The input Start Marker

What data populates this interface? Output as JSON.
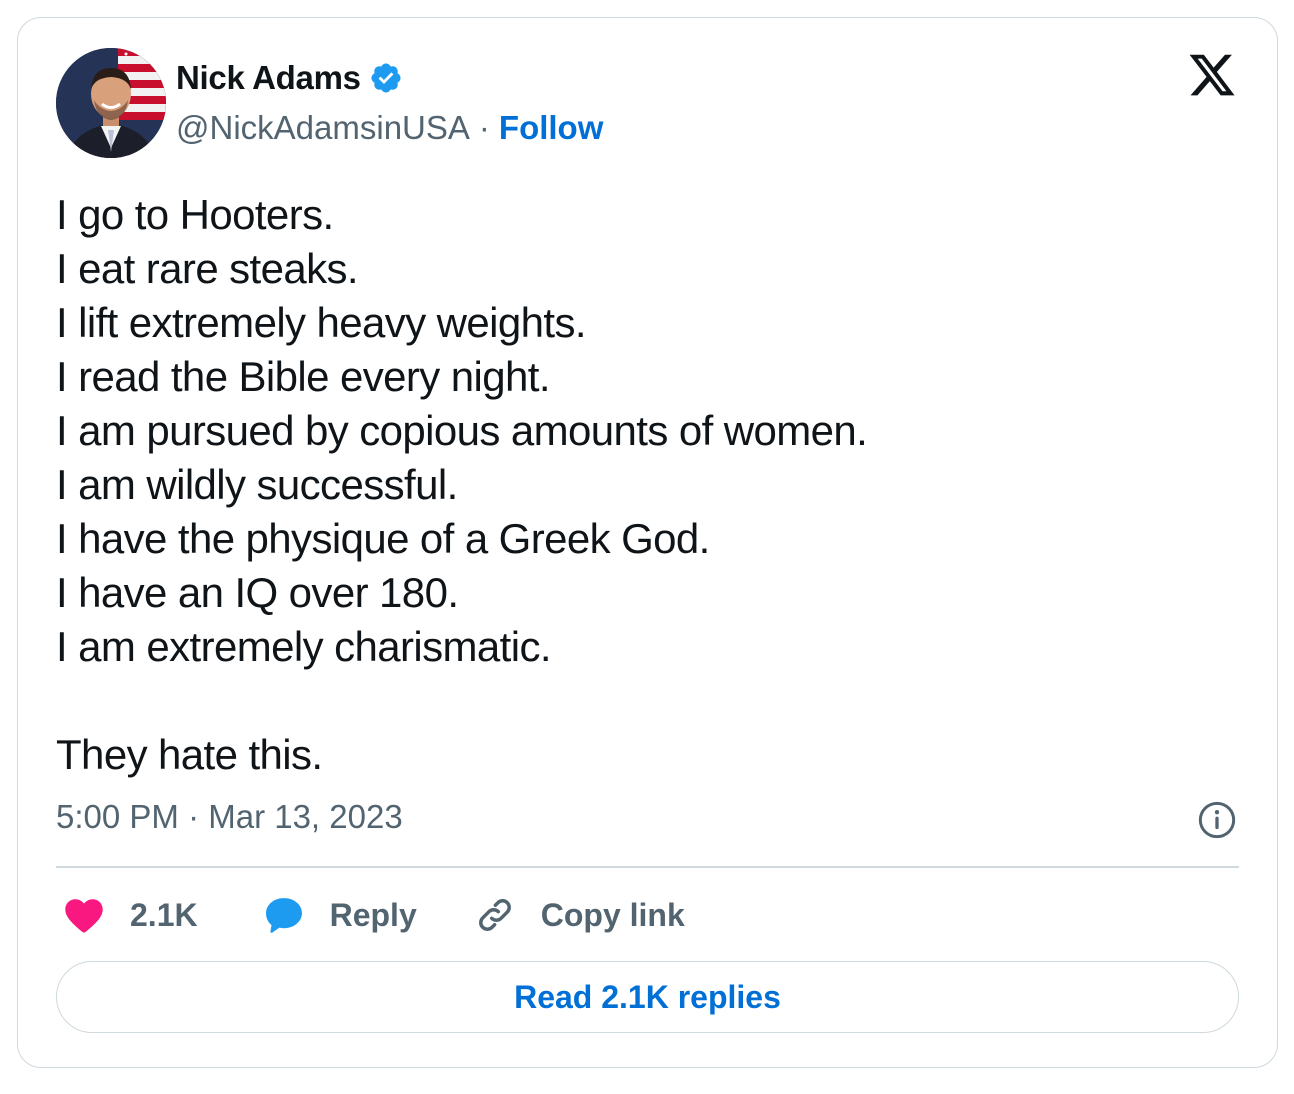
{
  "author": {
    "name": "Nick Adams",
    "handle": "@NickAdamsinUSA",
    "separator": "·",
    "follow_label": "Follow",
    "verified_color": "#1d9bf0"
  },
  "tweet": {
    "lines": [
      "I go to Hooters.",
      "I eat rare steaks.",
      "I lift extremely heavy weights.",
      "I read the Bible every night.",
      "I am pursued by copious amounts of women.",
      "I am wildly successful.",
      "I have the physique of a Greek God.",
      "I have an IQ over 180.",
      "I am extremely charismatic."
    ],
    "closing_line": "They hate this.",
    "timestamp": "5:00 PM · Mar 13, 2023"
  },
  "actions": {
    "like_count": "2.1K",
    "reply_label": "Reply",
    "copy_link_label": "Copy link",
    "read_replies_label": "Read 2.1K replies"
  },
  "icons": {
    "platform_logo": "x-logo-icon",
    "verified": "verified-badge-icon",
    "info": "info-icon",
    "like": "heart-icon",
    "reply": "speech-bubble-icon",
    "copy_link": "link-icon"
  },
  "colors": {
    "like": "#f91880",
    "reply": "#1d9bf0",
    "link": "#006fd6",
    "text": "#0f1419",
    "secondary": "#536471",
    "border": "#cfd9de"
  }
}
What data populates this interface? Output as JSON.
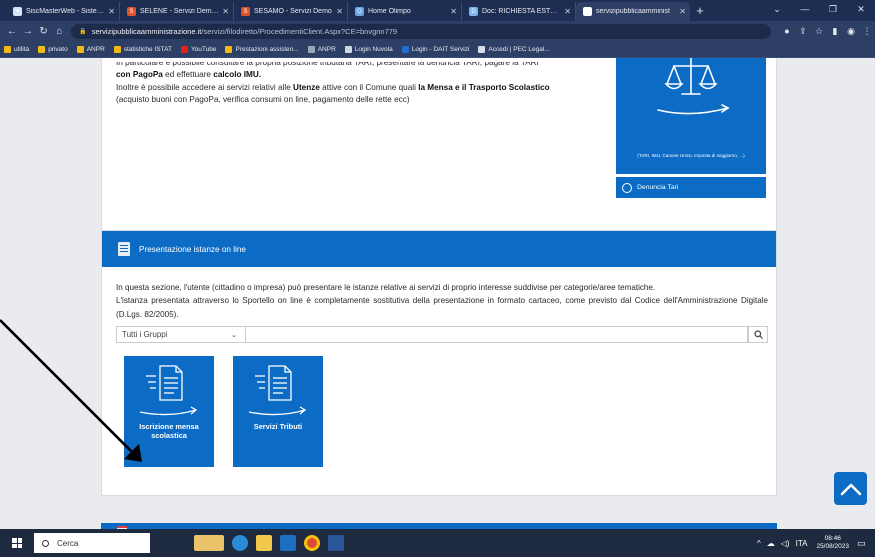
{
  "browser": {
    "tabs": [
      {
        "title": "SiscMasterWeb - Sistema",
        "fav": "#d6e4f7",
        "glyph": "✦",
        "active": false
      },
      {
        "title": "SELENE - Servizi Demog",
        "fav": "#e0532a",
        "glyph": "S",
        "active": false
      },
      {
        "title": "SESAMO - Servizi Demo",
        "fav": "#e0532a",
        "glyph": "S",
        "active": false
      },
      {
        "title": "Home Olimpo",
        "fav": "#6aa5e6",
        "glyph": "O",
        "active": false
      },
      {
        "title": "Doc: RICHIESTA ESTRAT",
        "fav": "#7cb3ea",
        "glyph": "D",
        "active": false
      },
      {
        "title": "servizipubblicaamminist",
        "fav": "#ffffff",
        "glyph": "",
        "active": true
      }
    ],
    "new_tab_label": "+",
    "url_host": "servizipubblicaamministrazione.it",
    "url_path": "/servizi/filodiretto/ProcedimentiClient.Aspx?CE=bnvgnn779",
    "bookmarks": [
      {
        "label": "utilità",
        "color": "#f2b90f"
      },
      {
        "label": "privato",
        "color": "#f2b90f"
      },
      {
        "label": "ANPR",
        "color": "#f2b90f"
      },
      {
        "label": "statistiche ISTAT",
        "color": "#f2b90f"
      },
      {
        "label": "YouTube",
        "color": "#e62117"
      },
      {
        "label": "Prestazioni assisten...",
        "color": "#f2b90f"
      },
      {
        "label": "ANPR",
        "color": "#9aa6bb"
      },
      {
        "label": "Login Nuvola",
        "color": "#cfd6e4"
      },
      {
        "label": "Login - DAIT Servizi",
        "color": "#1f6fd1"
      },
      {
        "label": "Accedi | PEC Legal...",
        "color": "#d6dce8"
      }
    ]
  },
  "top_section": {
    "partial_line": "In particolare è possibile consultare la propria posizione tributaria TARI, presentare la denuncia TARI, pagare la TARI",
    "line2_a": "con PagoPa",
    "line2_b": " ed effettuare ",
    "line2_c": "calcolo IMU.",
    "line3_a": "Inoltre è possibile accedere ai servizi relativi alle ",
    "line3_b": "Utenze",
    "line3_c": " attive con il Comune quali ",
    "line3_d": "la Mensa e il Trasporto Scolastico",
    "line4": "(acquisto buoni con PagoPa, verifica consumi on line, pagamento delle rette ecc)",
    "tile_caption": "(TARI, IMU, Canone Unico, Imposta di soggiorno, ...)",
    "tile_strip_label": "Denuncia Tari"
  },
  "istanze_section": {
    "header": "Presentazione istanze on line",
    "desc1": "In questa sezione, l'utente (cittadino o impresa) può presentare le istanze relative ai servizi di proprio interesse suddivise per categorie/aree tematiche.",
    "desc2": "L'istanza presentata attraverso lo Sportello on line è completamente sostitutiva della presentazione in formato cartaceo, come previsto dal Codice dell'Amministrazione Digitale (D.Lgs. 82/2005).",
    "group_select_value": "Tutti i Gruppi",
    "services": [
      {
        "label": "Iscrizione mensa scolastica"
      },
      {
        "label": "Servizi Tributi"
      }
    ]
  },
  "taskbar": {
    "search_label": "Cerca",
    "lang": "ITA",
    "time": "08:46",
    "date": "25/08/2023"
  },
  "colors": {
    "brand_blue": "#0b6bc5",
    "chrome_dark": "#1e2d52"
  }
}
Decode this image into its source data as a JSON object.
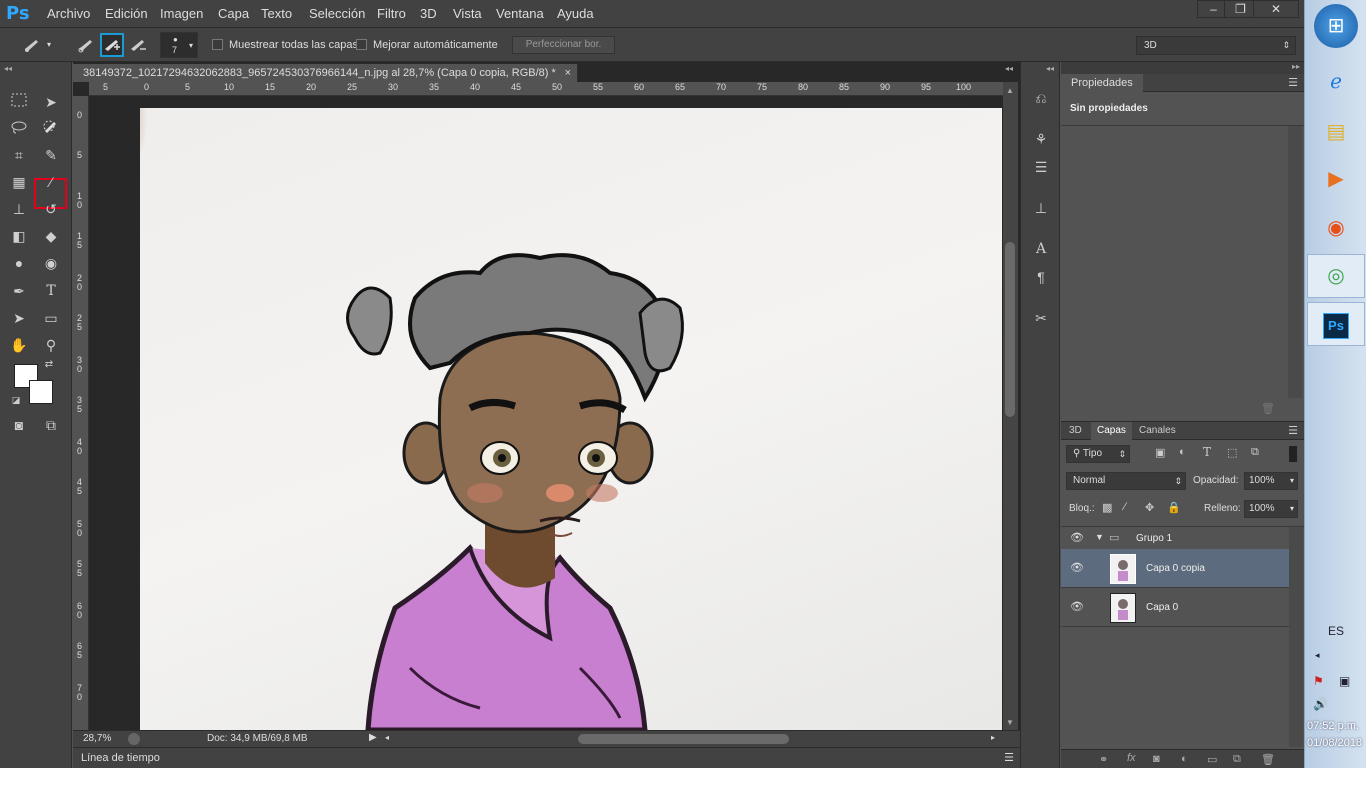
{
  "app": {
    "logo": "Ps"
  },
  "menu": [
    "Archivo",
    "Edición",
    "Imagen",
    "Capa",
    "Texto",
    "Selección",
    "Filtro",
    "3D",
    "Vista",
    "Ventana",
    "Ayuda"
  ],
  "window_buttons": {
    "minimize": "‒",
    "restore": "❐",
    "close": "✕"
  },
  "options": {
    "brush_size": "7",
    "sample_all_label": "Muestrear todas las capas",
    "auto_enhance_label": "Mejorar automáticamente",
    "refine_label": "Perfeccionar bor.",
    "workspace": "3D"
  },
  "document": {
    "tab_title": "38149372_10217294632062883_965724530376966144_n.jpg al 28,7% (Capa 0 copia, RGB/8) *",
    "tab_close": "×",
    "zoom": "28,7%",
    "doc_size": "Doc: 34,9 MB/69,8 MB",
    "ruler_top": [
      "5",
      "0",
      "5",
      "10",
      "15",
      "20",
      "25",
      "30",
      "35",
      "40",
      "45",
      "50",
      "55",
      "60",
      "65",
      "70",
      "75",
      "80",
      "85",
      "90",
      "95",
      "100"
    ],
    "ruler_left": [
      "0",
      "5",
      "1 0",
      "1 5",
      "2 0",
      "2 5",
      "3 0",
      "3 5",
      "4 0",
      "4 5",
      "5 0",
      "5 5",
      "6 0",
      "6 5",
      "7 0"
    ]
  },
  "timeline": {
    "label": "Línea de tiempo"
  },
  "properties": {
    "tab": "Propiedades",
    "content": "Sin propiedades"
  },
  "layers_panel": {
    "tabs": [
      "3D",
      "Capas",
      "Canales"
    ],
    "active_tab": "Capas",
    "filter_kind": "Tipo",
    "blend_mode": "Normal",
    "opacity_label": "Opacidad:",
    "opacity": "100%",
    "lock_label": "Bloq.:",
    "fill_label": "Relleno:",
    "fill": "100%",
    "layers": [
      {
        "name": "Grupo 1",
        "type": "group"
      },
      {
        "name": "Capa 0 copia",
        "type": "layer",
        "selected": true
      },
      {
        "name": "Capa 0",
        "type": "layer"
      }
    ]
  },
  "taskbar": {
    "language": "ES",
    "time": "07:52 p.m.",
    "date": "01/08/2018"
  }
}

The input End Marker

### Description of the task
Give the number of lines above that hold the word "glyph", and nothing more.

### Answer
6